Cancer, diabetes, lung and heart diseases are the top four killers in the world, a new report has revealed.
Cancer, diabetes, lung and heart diseases are the top four killers in the world, a new report has revealed.

According to the new World Health Organisation (WHO) report, which was released on Friday (June 1) these non communicable diseases collectively kill 41 million people across the globe every year - accounting for 71% of all deaths globally.

About 15 million deaths affected those between the ages of 30 and 70 years. 

Following the report, which was also published simultaneously in the medical journal The Lancet, the WHO Independent High-level Commission on Non communicable Diseases (NCDs) now calls for urgent action to address chronic diseases and mental health disorders. It has also demanded high-level political commitment to address the epidemic of NCDs, including mental disorders and obesity. 

By calling on heads of state and government to take ultimate responsibility for NCDs, the report, acknowledges the need to ensure that health ministries have the influence they require to ensure the issue is backed with the political will and funding it merits. 

President of Uruguay, Dr Tabaré Vázquez,  called on world leaders to “redouble efforts” to meet the Sustainable Development Goals target to reduce premature death from NCDs by one-third by 2030 and to promote mental health and wellbeing.

 “Preserving and improving people’s quality of life is a way of enhancing human dignity in order to make progress in terms of economic growth, social justice and human coexistence,” said Dr Vázquez, who presented the report to WHO Director-General Dr Tedros Adhanom Ghebreyesus in Geneva today. “Health is essential for peace and democracy. It is not a matter of spending a lot, but of making good investments.” 

The Commission makes six recommendations in its report: 

Heads of State and Government should take responsibility for the NCD agenda, rather than delegating it to ministers of health alone, as it requires collaboration and cooperation across many sectors.

Governments should identify and implement a specific set of priorities within the overall NCD and mental health agenda, based on public health needs.

Governments should reorient health systems to include NCDs prevention and control and mental health services in their universal health coverage policies and plans.

Governments should increase effective regulation, appropriate engagement with the private sector, academia, civil society, and communities. 

Governments and the international community should develop a new economic paradigm for funding actions on NCDs and mental health.
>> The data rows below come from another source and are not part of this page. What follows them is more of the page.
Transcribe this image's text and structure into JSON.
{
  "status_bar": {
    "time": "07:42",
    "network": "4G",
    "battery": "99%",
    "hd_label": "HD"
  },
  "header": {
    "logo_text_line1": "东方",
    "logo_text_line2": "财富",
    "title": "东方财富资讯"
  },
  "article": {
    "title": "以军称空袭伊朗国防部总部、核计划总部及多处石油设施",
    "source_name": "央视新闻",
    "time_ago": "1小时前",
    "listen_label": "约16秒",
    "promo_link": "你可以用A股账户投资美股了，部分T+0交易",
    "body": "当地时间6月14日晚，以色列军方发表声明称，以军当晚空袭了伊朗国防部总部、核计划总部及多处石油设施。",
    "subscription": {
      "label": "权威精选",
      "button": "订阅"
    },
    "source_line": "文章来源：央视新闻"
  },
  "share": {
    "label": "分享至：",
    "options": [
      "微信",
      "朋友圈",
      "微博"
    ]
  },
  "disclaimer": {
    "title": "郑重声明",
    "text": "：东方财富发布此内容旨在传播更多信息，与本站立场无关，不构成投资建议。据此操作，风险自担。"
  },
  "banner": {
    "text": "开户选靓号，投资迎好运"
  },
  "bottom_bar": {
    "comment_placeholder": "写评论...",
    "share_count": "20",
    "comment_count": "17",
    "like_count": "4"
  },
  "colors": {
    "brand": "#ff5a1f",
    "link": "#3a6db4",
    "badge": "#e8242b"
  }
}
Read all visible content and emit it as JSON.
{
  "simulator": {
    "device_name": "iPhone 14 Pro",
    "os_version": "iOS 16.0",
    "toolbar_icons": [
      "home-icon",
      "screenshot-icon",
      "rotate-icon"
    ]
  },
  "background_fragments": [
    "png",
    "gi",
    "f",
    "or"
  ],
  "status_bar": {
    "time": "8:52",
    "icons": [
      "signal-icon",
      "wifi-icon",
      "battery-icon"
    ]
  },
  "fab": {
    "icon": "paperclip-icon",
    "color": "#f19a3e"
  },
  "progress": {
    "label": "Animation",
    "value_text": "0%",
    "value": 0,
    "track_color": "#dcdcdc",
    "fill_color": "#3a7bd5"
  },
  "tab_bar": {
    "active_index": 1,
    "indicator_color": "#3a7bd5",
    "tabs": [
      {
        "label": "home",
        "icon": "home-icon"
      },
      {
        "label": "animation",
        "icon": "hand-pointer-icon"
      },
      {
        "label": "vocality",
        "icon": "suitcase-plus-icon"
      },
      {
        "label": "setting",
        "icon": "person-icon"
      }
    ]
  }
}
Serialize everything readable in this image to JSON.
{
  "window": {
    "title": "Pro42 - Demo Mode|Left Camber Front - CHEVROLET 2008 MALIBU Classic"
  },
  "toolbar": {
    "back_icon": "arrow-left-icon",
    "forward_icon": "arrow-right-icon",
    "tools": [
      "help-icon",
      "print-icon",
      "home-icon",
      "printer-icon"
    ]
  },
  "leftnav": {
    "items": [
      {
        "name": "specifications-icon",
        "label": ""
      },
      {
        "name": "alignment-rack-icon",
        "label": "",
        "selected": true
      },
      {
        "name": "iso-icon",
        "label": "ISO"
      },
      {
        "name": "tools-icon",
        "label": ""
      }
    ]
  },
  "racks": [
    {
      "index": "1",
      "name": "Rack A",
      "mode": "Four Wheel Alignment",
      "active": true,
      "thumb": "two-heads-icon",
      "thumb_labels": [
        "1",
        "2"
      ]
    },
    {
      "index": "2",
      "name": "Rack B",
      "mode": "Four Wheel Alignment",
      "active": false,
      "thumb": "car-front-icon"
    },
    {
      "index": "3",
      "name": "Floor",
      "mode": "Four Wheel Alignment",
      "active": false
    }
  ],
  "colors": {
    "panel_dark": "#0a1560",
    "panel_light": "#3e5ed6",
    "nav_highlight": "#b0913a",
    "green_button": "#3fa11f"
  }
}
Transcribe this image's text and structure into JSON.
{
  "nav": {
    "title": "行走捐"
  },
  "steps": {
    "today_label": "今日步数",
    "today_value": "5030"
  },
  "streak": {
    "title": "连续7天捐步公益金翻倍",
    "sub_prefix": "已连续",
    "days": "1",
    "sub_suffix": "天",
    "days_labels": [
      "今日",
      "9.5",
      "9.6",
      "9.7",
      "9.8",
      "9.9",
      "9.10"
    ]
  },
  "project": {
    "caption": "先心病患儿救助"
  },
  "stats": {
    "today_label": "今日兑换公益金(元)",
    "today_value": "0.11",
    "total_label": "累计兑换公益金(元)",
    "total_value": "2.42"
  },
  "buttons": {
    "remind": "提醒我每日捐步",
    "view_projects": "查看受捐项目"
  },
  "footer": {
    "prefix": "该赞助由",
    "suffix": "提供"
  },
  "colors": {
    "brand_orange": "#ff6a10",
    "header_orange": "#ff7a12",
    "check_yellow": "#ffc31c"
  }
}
Governments need to strengthen accountability to their citizens for action on NCDs and simplify existing international accountability mechanisms. 

Commission Co-chair Dr Sania Nishtar said the NCDs epidemic has exploded in low- and middle-income countries over the last two decades years. 

“We know the problem and we have the solutions, but unless we increase financing for NCDs, and demand all stakeholders be held responsible for delivering on their promises, we won’t be able to accelerate progress. We need to move quickly to save lives, prevent needless suffering, and keep fragile health systems from collapsing.”

Fulfilling the promise of universal health coverage, to ensure all people everywhere can access quality health services without suffering financial hardship, is one of WHO’s top priorities. The Commission’s report will help guide countries as they make progress toward health for all and tackle both NCDs and infectious killers.